I know, I know, everyone nowadays is saying to “do what you love” and “do what makes you happy,” and while I agree it’s important to do that sometimes, I also think it’s even more important to get out and do things you may not love. Maybe even things you hate. Now before you think I’m off my rocker and close this page, please hear me out.
Let me ask you a question. If you only ever did what you wanted to do while working out, how would that affect your body? That’s right, you probably wouldn’t end up being very fit or healthy. Exercising, by nature, isn’t something we like. In order to make any gains at all, we have to push ourselves past what we can handle. In order to get stronger, we have to lift more weight. In order to increase our endurance, we have to run that extra mile. We have to push our limits, and overcome them.

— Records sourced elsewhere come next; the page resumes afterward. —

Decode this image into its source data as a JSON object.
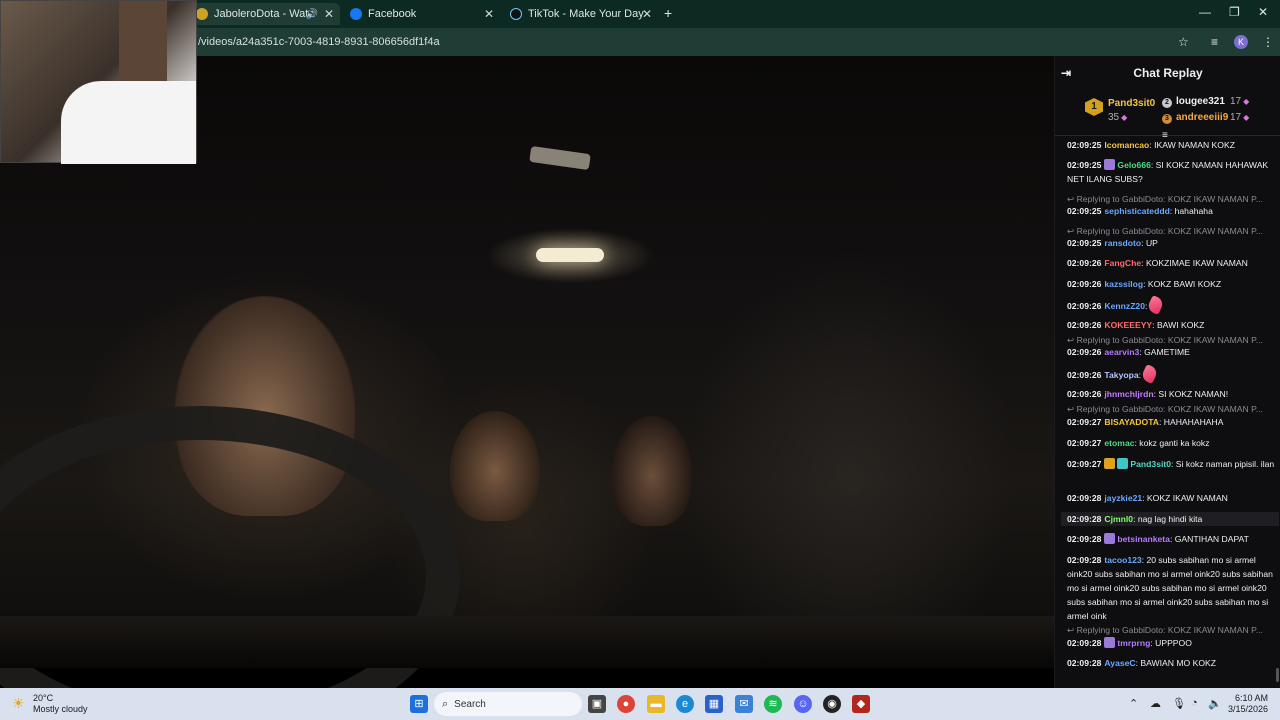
{
  "browser": {
    "tabs": [
      {
        "title": "JaboleroDota - Watch the V",
        "active": true,
        "fav_color": "#c9a227"
      },
      {
        "title": "Facebook",
        "active": false,
        "fav_color": "#1877f2"
      },
      {
        "title": "TikTok - Make Your Day",
        "active": false,
        "fav_color": "#111111"
      }
    ],
    "url": "/videos/a24a351c-7003-4819-8931-806656df1f4a",
    "new_tab_icon": "+",
    "profile_initial": "K"
  },
  "chat": {
    "title": "Chat Replay",
    "leaderboard": {
      "first": {
        "rank": "1",
        "name": "Pand3sit0",
        "points": "35"
      },
      "second": {
        "name": "lougee321",
        "points": "17"
      },
      "third": {
        "name": "andreeeiii9",
        "points": "17"
      }
    },
    "messages": [
      {
        "ts": "02:09:25",
        "user": "lcomancao",
        "color": "#f5c542",
        "text": ": IKAW NAMAN KOKZ"
      },
      {
        "ts": "02:09:25",
        "user": "Gelo666",
        "color": "#4ddc83",
        "text": ": SI KOKZ NAMAN HAHAWAK NET ILANG SUBS?",
        "badge": "#9a7ad6"
      },
      {
        "reply": "Replying to GabbiDoto: KOKZ IKAW NAMAN P..."
      },
      {
        "ts": "02:09:25",
        "user": "sephisticateddd",
        "color": "#6aa8ff",
        "text": ": hahahaha"
      },
      {
        "reply": "Replying to GabbiDoto: KOKZ IKAW NAMAN P..."
      },
      {
        "ts": "02:09:25",
        "user": "ransdoto",
        "color": "#6aa8ff",
        "text": ": UP"
      },
      {
        "ts": "02:09:26",
        "user": "FangChe",
        "color": "#ff6b6b",
        "text": ": KOKZIMAE IKAW NAMAN"
      },
      {
        "ts": "02:09:26",
        "user": "kazssilog",
        "color": "#6aa8ff",
        "text": ": KOKZ BAWI KOKZ"
      },
      {
        "ts": "02:09:26",
        "user": "KennzZ20",
        "color": "#6aa8ff",
        "text": ":",
        "emote": true
      },
      {
        "ts": "02:09:26",
        "user": "KOKEEEYY",
        "color": "#ff6b6b",
        "text": ": BAWI KOKZ"
      },
      {
        "reply": "Replying to GabbiDoto: KOKZ IKAW NAMAN P..."
      },
      {
        "ts": "02:09:26",
        "user": "aearvin3",
        "color": "#b57aff",
        "text": ": GAMETIME"
      },
      {
        "ts": "02:09:26",
        "user": "Takyopa",
        "color": "#b0c4ff",
        "text": ":",
        "emote": true
      },
      {
        "ts": "02:09:26",
        "user": "jhnmchljrdn",
        "color": "#c77dff",
        "text": ": SI KOKZ NAMAN!"
      },
      {
        "reply": "Replying to GabbiDoto: KOKZ IKAW NAMAN P..."
      },
      {
        "ts": "02:09:27",
        "user": "BISAYADOTA",
        "color": "#f5c542",
        "text": ": HAHAHAHAHA"
      },
      {
        "ts": "02:09:27",
        "user": "etomac",
        "color": "#4ddc83",
        "text": ": kokz ganti ka kokz"
      },
      {
        "ts": "02:09:27",
        "user": "Pand3sit0",
        "color": "#4ddcc8",
        "text": ": Si kokz naman pipisil. ilan",
        "badge": "#e0a020",
        "badge2": "#3fc7c7"
      },
      {
        "ts": "02:09:28",
        "user": "jayzkie21",
        "color": "#6aa8ff",
        "text": ": KOKZ IKAW NAMAN"
      },
      {
        "ts": "02:09:28",
        "user": "Cjmnl0",
        "color": "#7dff6b",
        "text": ": nag lag hindi kita",
        "hl": true
      },
      {
        "ts": "02:09:28",
        "user": "betsinanketa",
        "color": "#b57aff",
        "text": ": GANTIHAN DAPAT",
        "badge": "#9a7ad6"
      },
      {
        "ts": "02:09:28",
        "user": "tacoo123",
        "color": "#6aa8ff",
        "text": ": 20 subs sabihan mo si armel oink20 subs sabihan mo si armel oink20 subs sabihan mo si armel oink20 subs sabihan mo si armel oink20 subs sabihan mo si armel oink20 subs sabihan mo si armel oink"
      },
      {
        "reply": "Replying to GabbiDoto: KOKZ IKAW NAMAN P..."
      },
      {
        "ts": "02:09:28",
        "user": "tmrprng",
        "color": "#b57aff",
        "text": ": UPPPOO",
        "badge": "#9a7ad6"
      },
      {
        "ts": "02:09:28",
        "user": "AyaseC",
        "color": "#6aa8ff",
        "text": ": BAWIAN MO KOKZ"
      }
    ]
  },
  "taskbar": {
    "weather_temp": "20°C",
    "weather_desc": "Mostly cloudy",
    "search_placeholder": "Search",
    "time": "6:10 AM",
    "date": "3/15/2026"
  }
}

It’s kind of a love-hate relationship. If you’re anything like me, the middle of your workout is always the worst, because that’s when you feel like all you want to do is give up. But at the same time, you know there is nothing more satisfying than giving a workout your all and completing your last set of repetitions, even when you don’t think you have the strength. You might hate it in the moment, but you love the result. In those moments you have to choose whether to give in to hating the moment, or letting the love of the result drive you to finish strong. There’s something about pushing your body to do something when your mind wants to give up that builds not only your physical tenacity, but also your mental strength.
One of my favorite ways to really give myself a boost in confidence and mental toughness is to do a workout or exercise that I really hate, and work on it until I’ve mastered it. An example of this would be pullups and pushups. I used to avoid these exercises because I couldn’t do them. Not a single one. Even the thought of them made me feel weak and incompetent. But you know what? I was weak and incompetent, and was too proud to admit it. Even more so, I was too proud and lazy to face my failure, and work through it to master my weaknesses.
Once I realized that just about every upper body workout worth anything included pushups and/or pullups, I finally decided to swallow my pride and face my insecurities. It may sound like a small feat, working on pushups, but to me it was a huge obstacle, which made it even more important that I do it. Anytime we work through and overcome a seemingly impossible obstacle, something changes in our brains to give us a greater ability to handle the next obstacle to come along. And the thing is, the more times we overcome rather than succumb to a problem, the easier it is to say to yourself “Ha! I know this is going to be tough, but I’ve got this. I’ve gotten through things like this before.”
So I guess the point I’m trying to make is this: embrace failure as an opportunity for growth. Don’t always focus on what you love, although that has its place. Get out and do things that stretch you, because ultimately, those are the things that make you grow. The great thing is that the mindset we use to overcome physical difficulties in our workouts can be applied to any other kind of life challenge that comes our way, whether it be financial, emotional, relational, and so on.
Oh, and by the way, those exercises I used to hate? I love them now. I do pushups and pullups all the time in my workouts.
Is there an obstacle in your life that you have had to overcome? How has working through that challenge made you a better person? Comment below, I’d love to hear your story.